As I said, I have not worked out the details, but the bones of the idea are there, and I think it would be worth exploring.

Disrupting experience

There is another way that we may disrupt the housing industry – by disrupting our experience of the reality of where we live. This will not change that people have to live somewhere, but it could change where they choose to live, which could alter the kind of real-estate that experiences relatively high demand.

I was thinking about disruption and evolution of the music industry. In the past, people bought vinyl LPs, then cassette tapes and then, more recently, compact discs. Now, we download information, and our programs turn that information into the music we hear. If the thing people really wanted was circular vinyl discs with grooves in them, then the aforementioned innovations would never have been commercially successful. (Though some people do still buy LPs). Rather, what people wanted to pay for was the experience of the music. The disruption occurred when we minimised the physical object or token that had to move in order for us to have that experience.

How does this relate to housing? Surely real estate must be immune to disruption? You can’t digitize reality. This thinking is still in the mode of ‘vinyl discs’. All, or at least many, of the things that people want from housing can be thought of as experiences they want to have. All, or most, of these experiences could be provided by a properly developed Augmented Reality (AR) technology, especially if it includes a haptic interface.  Want to see great water views when you look out the window? Done. Want a view of Winterfell, Minas Tirith or Corasant? All achievable. A bathroom of finest marble? No problem (so long as your AR interface is waterproof).

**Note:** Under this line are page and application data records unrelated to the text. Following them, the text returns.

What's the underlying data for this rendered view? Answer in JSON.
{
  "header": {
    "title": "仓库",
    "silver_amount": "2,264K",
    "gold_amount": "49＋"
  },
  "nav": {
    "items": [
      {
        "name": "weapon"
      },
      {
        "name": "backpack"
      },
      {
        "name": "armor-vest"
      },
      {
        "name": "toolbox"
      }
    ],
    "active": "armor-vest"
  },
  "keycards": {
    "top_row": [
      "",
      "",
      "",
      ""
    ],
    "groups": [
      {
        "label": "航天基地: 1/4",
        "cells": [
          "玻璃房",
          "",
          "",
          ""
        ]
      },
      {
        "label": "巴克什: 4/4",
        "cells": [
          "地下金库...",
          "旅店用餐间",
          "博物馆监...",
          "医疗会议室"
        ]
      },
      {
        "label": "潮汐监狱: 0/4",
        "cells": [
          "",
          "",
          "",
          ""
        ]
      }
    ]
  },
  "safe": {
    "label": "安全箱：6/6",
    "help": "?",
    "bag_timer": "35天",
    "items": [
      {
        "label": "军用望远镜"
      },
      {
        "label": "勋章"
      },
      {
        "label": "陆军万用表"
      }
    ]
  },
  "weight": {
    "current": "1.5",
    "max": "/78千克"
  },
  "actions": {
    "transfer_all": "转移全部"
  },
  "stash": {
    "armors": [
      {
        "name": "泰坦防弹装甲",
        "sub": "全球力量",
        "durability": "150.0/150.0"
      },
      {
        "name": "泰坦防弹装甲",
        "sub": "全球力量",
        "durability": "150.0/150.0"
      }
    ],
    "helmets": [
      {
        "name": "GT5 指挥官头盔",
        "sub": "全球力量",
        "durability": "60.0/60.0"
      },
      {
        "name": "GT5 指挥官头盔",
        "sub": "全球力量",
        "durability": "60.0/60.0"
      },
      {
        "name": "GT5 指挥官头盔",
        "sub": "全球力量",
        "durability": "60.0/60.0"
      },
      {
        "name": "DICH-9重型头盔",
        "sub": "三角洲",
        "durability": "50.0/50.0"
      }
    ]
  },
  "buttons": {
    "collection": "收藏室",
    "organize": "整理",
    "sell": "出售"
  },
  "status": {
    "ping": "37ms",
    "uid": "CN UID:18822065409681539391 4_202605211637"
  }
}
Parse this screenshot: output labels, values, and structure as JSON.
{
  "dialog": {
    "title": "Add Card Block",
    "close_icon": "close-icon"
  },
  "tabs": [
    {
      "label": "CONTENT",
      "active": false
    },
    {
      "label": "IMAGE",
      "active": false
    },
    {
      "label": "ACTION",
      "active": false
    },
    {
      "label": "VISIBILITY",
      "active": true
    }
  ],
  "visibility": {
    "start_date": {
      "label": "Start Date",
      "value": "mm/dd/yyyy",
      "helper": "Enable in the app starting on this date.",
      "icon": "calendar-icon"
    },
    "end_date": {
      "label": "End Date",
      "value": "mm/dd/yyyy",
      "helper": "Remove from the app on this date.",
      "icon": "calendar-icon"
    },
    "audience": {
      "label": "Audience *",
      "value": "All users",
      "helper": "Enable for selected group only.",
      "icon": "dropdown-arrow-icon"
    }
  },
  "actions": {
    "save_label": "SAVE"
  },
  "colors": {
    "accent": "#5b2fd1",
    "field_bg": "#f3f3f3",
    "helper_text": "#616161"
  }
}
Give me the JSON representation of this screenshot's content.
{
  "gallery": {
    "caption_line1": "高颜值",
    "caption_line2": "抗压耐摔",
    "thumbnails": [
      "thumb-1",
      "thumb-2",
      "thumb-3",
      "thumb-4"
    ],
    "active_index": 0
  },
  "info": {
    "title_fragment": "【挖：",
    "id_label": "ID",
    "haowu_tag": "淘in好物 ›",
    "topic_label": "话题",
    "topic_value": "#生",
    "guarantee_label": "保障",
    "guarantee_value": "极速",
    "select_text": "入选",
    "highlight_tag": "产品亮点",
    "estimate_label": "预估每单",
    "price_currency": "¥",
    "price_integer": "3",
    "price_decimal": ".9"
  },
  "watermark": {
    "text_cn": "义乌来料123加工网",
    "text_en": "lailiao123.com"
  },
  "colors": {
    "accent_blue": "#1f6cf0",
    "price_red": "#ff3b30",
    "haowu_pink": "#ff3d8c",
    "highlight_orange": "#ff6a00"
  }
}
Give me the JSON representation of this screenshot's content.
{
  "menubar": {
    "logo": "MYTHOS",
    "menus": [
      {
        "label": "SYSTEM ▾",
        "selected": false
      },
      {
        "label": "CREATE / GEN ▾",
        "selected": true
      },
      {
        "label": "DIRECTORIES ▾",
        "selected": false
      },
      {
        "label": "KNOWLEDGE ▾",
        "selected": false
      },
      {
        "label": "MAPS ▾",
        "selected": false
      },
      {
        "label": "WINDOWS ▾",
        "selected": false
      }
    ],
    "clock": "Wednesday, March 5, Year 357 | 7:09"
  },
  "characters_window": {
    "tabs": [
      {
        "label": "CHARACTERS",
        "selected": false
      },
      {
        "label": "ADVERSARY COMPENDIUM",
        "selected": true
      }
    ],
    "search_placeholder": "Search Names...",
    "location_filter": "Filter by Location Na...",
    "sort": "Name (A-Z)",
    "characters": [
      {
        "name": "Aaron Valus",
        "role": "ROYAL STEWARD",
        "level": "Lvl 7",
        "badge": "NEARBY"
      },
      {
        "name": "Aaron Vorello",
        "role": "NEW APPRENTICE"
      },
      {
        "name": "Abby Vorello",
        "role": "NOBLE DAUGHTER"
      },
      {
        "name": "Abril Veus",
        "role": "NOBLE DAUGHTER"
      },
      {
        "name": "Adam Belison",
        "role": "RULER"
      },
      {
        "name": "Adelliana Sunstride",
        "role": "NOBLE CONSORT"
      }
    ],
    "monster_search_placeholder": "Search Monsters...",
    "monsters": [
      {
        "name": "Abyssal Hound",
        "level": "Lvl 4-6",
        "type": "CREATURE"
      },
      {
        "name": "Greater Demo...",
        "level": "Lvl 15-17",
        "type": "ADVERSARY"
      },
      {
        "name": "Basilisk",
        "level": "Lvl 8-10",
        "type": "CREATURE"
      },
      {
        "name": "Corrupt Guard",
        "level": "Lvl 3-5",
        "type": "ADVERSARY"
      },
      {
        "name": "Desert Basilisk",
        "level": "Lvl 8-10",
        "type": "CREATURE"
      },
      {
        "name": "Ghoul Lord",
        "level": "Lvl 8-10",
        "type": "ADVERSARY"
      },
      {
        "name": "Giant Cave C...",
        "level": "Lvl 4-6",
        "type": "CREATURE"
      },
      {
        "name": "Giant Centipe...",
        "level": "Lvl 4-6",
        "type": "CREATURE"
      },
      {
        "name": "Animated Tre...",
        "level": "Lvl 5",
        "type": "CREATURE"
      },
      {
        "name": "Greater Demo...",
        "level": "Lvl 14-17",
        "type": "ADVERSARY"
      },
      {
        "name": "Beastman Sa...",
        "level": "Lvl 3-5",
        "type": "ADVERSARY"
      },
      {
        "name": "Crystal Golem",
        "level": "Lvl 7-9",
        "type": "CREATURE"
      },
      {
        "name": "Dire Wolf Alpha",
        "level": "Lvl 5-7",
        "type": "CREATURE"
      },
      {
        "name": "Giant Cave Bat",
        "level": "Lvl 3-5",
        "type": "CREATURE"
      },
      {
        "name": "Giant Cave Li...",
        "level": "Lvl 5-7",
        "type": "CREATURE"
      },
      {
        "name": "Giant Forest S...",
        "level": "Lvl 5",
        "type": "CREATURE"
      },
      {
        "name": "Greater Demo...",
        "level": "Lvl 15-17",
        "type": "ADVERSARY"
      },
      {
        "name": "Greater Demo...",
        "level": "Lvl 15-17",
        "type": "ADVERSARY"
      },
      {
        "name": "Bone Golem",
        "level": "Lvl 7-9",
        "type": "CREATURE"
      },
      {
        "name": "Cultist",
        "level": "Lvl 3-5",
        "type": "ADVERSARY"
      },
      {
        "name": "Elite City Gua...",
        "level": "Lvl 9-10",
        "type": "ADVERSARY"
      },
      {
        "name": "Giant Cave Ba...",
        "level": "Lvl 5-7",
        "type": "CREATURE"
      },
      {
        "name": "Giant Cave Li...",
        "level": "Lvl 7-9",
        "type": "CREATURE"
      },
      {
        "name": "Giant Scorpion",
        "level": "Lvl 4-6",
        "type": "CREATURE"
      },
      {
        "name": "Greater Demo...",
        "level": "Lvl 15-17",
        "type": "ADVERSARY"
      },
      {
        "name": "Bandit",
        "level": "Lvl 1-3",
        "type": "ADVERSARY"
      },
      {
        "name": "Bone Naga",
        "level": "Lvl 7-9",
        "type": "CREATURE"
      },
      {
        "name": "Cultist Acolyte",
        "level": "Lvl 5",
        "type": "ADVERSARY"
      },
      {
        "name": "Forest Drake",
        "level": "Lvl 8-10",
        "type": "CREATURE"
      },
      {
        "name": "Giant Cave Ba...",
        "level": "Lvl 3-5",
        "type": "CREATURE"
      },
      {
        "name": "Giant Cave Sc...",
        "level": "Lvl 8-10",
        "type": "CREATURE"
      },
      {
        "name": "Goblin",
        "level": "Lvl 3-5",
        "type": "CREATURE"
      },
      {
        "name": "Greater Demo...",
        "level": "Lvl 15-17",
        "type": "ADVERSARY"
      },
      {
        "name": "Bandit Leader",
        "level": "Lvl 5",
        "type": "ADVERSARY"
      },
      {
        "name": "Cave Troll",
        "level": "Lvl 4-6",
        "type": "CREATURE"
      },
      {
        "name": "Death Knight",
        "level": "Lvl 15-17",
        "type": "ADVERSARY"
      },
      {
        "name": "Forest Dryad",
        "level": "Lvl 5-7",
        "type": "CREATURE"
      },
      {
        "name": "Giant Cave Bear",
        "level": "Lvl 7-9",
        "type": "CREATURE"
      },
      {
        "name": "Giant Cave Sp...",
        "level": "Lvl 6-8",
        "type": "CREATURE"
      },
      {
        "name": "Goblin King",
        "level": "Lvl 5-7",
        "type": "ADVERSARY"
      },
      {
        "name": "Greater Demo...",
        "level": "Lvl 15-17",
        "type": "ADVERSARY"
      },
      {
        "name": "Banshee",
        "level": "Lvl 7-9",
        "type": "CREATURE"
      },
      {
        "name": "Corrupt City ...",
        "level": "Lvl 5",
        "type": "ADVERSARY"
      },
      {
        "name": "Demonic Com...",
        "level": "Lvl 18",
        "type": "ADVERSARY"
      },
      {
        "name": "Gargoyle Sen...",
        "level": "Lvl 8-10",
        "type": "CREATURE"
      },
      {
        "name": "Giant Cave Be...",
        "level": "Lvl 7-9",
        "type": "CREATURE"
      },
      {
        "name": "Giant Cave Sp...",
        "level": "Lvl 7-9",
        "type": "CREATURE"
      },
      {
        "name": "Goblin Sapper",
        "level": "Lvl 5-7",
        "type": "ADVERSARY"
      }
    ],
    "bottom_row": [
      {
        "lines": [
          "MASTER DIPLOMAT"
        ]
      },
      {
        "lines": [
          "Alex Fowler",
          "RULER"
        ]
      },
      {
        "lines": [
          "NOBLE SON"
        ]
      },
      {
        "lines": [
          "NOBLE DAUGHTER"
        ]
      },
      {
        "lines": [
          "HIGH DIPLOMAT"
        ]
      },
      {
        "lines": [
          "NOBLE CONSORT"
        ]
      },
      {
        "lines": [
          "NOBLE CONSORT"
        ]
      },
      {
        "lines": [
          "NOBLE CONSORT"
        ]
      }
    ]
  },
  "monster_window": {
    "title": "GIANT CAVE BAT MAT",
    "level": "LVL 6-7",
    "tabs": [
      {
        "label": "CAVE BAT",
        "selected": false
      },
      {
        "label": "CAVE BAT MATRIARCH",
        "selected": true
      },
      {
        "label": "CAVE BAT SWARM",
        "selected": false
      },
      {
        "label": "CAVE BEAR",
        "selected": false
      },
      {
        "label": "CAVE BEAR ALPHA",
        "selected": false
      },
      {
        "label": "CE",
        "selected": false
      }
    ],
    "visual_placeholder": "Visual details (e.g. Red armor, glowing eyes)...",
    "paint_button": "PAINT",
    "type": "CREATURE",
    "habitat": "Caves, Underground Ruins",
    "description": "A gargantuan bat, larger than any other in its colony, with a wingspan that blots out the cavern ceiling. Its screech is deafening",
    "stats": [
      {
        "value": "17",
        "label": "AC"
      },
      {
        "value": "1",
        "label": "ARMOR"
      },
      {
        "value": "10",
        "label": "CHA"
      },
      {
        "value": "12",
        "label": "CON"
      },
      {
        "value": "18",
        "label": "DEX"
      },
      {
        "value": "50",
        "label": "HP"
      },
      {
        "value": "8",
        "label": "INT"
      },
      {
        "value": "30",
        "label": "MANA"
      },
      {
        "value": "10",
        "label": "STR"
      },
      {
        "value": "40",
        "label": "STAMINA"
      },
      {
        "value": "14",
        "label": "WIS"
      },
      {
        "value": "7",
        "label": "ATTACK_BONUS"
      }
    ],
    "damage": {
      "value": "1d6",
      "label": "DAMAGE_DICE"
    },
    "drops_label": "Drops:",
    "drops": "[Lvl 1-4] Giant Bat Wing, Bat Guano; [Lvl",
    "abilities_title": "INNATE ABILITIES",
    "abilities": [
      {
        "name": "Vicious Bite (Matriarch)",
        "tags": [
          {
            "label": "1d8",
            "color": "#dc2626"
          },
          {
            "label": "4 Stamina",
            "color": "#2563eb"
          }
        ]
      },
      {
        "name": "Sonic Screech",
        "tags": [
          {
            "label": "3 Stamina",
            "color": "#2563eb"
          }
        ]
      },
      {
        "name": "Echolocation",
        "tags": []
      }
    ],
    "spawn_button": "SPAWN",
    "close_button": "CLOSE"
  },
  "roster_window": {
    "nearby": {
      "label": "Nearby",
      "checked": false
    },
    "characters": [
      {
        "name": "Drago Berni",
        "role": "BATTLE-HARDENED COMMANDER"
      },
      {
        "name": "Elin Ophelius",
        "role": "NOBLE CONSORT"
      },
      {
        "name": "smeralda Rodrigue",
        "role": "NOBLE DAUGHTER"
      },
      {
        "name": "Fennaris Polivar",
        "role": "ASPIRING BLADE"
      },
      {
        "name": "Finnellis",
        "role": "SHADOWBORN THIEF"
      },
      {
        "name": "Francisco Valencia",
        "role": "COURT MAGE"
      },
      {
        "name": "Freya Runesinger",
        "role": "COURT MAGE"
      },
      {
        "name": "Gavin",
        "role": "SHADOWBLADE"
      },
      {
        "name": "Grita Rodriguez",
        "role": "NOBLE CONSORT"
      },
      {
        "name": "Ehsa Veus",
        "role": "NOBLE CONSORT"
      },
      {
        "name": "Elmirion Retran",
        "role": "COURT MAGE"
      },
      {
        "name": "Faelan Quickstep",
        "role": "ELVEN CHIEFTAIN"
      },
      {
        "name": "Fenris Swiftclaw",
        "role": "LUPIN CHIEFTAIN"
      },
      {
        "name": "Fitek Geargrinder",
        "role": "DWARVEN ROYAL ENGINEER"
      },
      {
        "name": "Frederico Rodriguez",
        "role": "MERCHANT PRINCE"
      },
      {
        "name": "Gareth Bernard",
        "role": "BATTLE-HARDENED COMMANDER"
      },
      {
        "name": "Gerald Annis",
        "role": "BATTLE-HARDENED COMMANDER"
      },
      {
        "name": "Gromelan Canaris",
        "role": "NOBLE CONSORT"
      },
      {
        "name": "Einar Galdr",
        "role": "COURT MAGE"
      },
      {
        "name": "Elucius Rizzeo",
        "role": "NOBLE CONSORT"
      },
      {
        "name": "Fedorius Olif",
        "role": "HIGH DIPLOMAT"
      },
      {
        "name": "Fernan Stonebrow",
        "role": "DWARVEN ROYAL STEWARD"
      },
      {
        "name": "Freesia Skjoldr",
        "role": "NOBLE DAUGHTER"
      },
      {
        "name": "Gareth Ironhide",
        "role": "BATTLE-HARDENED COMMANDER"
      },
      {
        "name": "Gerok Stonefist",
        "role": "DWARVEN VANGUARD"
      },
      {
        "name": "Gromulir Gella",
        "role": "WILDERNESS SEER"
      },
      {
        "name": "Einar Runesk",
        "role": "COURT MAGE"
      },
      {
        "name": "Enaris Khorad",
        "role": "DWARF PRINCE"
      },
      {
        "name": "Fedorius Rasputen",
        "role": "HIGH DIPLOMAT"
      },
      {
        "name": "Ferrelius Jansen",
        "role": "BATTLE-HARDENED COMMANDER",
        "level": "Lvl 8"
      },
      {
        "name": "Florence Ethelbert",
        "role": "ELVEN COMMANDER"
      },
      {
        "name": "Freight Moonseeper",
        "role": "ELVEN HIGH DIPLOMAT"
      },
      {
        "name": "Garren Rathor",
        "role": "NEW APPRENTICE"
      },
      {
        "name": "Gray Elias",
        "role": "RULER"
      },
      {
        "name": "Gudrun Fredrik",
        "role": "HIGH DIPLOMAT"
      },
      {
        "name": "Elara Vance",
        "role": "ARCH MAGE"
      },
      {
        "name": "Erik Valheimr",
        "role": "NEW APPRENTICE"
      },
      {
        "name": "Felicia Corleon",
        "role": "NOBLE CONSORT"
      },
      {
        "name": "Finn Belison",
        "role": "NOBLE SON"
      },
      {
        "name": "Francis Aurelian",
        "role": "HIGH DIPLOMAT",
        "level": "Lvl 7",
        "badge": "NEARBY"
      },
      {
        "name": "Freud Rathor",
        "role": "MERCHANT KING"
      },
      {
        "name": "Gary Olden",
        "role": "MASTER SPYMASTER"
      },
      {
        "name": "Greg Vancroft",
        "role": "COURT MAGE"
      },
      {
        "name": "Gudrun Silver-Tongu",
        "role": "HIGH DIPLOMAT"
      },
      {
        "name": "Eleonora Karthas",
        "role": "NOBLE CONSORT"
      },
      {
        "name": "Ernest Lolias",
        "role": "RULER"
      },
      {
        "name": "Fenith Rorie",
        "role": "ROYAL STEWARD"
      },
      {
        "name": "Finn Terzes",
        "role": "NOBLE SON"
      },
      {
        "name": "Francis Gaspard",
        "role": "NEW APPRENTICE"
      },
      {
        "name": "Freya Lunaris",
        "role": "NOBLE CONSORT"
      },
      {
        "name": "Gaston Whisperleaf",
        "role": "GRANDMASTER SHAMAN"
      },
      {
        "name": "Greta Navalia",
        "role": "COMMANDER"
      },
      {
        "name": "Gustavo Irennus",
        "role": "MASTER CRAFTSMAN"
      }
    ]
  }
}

You could have the illusion of living in a palace, or even outdoors, so long as you don’t walk into your physical walls, and your AR interface is more or less permanently glued to your head. The problem of interaction with the physical location can be overcome with good programming, and the likelihood is that the AR interface will be as unobtrusive as is technologically and financially viable, so don’t scoff too soon.

You could even have the illusion of continuity, security and ownership. If you have to move to another physical location, your digital home can go with you, so long as you don’t fall so far into poverty that you can no longer pay for the access to it. (Perhaps the fee will be pegged to the universal basic income?)

This second scenario seems a long way off – and that might be the case. But it is certainly conceivable. What effect would such innovations have on the housing market? I find this hard to predict. For example, a view of the ocean must surely be worth less when it is no longer restricted to those lucky or wealthy enough to live in certain geographic locations. On the other hand, there are people who will always pay a premium for the ‘real’ thing – just like the people who still buy their music on vinyl. What proportion of the population will fall into this category remains to be seen. In theory though, with an excellent AR setup and some clever programming, any utilitarian box with air conditioning can appear, to its occupants at least, as the home of their dreams. I find it difficult to image that this would have no effect whatsoever on the housing market.

So there is it, two very different ways that I imagine technology could alter the housing market. Both have technological, social and political impediments. An app that enables an effective collective of tenants is technologically viable right now, but would be politically unpalatable in any country where landlords and rent-seekers are so well-connected to politicians, such as is the situation in Australia (where they are often one and the same). An augmented-reality system, capable of the feats I describe, is some way off – though it could be as soon as years, rather than decades. The point is that the bricks-and-mortar side of housing may not be as immune to disruption as people think.